Written by Huddle Staff, Huddle Today (read original)
MIRAMICHI, NB - PQA Testing announced today the grand opening of their PLATO Testing office in Miramichi and $250,000 worth of funding from the Frank McKenna Miramichi Technology Fund.
The announcement was made at the grand opening of the new Miramichi office. PQA and PLATO founder Keith McIntosh says the location was chosen because it is central for a number of Aboriginal communities.
“Part of the initiative of PLATO is to be able to set up testing centres on or close to First Nations (communities),” McIntosh said. “we’re already running two classes in Vancouver this winter and we’ll be setting up an office in that area and hopefully in discussion with places like Kahnawake in Quebec and Alberta and Saskatchewan.”
“We set up offices wherever the people are because part of the barrier to First Nations folks getting into the workforce is they want to be close to their communities… we think it’ll help make a difference. All those factors say we need to be setting up in Miramichi because that’s where the people are that are going to be working with us.”

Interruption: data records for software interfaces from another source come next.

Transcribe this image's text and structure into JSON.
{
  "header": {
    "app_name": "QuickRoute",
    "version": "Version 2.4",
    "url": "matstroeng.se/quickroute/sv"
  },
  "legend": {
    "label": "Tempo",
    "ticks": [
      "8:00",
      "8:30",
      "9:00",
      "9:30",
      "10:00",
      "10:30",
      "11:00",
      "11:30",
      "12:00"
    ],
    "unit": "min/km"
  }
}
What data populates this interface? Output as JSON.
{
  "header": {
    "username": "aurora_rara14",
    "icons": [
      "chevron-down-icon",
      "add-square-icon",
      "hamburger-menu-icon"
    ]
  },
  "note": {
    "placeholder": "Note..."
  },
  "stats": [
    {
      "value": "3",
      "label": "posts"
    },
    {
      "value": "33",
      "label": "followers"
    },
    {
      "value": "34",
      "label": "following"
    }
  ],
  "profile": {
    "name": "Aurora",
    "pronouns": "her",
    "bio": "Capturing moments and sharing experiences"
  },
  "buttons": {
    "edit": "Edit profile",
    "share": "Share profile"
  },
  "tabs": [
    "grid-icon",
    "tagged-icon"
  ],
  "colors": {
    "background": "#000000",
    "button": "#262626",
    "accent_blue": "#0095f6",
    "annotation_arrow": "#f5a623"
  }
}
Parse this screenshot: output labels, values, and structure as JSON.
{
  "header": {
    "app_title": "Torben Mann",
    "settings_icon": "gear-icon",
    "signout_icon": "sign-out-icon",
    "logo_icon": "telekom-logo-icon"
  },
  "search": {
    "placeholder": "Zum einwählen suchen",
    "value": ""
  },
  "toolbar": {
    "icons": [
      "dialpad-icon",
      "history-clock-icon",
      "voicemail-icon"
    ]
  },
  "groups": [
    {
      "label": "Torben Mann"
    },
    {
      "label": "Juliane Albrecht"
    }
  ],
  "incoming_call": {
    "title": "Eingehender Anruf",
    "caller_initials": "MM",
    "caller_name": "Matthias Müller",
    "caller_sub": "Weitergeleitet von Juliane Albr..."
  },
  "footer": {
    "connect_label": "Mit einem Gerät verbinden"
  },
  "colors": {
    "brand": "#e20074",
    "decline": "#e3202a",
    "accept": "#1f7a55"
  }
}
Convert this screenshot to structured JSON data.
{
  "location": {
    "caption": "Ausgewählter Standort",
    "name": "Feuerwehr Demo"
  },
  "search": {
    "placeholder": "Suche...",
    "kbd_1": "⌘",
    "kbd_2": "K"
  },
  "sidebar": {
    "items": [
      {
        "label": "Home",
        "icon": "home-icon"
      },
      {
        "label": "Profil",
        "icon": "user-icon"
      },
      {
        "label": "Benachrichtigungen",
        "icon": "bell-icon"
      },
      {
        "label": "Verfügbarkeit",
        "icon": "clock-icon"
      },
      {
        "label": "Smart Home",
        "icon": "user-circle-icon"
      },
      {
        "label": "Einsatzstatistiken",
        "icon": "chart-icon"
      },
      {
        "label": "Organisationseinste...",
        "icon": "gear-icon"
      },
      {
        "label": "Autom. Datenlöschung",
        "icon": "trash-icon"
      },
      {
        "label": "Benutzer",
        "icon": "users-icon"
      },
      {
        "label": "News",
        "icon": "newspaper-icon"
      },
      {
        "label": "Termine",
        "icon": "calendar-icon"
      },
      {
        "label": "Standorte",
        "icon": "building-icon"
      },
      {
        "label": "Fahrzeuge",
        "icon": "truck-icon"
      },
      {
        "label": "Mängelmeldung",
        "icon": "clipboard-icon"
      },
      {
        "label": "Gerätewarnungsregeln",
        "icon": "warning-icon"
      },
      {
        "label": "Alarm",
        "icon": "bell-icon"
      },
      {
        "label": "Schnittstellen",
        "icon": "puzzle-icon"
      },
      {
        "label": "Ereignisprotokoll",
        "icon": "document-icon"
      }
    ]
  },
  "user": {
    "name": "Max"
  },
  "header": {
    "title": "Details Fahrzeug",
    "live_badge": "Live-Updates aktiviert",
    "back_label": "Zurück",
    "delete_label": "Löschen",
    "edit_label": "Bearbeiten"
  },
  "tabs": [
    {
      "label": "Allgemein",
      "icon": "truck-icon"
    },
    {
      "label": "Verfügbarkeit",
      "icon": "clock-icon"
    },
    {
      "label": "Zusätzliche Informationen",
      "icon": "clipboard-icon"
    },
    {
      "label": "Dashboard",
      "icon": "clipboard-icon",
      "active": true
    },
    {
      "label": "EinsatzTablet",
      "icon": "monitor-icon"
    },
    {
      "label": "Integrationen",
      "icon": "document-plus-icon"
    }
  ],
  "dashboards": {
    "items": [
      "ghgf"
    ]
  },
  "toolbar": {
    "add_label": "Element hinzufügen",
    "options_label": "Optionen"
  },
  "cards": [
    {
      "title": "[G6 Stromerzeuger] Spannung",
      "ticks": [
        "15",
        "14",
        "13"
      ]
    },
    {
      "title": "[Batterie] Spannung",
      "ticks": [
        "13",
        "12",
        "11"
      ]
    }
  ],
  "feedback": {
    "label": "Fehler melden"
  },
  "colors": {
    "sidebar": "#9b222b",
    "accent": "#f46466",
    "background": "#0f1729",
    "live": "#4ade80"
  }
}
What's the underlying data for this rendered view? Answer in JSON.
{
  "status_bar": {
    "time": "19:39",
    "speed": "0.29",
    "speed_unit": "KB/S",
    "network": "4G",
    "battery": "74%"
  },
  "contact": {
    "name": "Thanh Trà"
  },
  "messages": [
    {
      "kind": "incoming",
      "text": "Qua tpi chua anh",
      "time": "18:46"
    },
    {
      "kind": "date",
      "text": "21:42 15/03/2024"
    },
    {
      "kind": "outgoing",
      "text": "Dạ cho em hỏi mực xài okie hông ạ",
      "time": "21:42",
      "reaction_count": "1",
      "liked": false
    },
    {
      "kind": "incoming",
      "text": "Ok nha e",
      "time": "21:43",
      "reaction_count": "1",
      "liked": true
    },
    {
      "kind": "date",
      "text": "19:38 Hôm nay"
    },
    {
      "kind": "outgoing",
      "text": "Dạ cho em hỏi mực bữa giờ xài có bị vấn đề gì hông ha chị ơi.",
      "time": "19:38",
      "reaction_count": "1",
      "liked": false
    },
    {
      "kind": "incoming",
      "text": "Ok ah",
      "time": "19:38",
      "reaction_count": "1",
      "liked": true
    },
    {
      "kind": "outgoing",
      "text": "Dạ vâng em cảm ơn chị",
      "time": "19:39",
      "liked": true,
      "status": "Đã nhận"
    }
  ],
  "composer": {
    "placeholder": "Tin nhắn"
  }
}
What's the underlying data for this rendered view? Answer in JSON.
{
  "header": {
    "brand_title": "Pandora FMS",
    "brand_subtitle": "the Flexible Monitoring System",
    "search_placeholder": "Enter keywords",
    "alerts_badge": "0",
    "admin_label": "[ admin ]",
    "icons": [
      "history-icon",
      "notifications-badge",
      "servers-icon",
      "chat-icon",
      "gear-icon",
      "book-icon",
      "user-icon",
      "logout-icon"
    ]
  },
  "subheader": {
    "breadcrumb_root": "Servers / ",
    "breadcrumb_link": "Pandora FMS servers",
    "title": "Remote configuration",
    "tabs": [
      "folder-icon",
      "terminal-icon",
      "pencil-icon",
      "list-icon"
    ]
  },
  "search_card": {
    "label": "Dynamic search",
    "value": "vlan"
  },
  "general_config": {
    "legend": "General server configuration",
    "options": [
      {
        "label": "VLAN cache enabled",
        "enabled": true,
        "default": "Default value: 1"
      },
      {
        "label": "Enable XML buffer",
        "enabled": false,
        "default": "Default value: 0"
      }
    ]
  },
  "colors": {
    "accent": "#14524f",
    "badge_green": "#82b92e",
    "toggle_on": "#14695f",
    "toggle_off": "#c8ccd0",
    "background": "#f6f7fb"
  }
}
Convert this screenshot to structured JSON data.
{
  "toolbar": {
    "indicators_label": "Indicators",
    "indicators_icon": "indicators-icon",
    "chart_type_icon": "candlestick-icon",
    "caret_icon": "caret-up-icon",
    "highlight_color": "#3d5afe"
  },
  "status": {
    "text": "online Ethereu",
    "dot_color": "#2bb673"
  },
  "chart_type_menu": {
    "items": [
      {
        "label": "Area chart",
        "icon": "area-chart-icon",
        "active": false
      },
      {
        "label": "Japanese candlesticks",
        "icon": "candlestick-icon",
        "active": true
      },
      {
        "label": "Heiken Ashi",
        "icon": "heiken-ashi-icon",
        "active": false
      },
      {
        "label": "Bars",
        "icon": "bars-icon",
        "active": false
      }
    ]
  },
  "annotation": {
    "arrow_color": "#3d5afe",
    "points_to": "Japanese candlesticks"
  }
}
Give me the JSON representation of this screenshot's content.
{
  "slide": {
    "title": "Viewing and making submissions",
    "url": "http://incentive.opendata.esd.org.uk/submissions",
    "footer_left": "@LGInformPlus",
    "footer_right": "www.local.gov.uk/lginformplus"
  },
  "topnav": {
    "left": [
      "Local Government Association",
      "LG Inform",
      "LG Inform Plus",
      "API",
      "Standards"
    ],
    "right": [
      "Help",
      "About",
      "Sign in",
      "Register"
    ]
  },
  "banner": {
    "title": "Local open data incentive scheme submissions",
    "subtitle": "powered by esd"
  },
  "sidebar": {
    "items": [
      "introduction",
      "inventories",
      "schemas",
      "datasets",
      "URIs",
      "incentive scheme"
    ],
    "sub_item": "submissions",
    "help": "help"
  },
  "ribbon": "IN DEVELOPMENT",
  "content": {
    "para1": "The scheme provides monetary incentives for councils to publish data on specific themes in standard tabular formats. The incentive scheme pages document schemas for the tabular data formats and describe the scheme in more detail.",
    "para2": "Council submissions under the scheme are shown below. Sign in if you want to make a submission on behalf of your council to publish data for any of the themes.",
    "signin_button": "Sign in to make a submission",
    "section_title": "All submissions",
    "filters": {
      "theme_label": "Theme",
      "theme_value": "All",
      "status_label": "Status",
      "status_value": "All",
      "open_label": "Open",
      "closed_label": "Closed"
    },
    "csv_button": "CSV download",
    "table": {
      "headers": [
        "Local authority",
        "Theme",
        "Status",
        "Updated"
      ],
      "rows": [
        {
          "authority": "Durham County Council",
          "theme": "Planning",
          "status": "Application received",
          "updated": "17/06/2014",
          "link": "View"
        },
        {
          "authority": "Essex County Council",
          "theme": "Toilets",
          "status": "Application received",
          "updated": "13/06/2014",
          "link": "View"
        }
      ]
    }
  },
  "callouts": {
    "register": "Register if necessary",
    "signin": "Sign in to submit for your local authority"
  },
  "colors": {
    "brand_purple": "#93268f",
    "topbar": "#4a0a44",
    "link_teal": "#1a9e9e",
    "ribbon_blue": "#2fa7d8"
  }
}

McIntosh said there are currently 36 First Nations people working for PLATO in Fredericton, Miramichi and Moncton. He says he’s received a great deal of positive feedback from both participants in the program as well as established PQA employees.
PLATO is working towards creating an organization of 1000 Aboriginal software testers. McIntosh says they hope to have 250 testers employed in New Brunswick alone in the next three years.
“What’s holding us back right now is really just our own ability to organize,” McIntosh said. “We have more applications and more communities asking us to do it. We have more applicants that want to take the course than we can handle and get through.”
PLATO and PQA are receiving $250,000 in funding from the Frank McKenna Miramichi Technology Fund in the form of a repayable loan. McIntosh says that while the fund usually comes in the form of equity investment, the goal of PLATO is to be owned by Aboriginal people so an agreement was made for a loan to be given rather than an equity purchase. He says the funding will be used to run the next course, hire another teacher and go towards sales and marketing to drum up business to support future endeavours.
“It’s a business idea that makes business sense and will be profitable … With any business, cash is always key. You’ve got to be able to make sure you don’t outgrow your ability to support it,” McIntosh said. “I think it’s a really important initiative … This is an opportunity out there to make a bit of a difference.”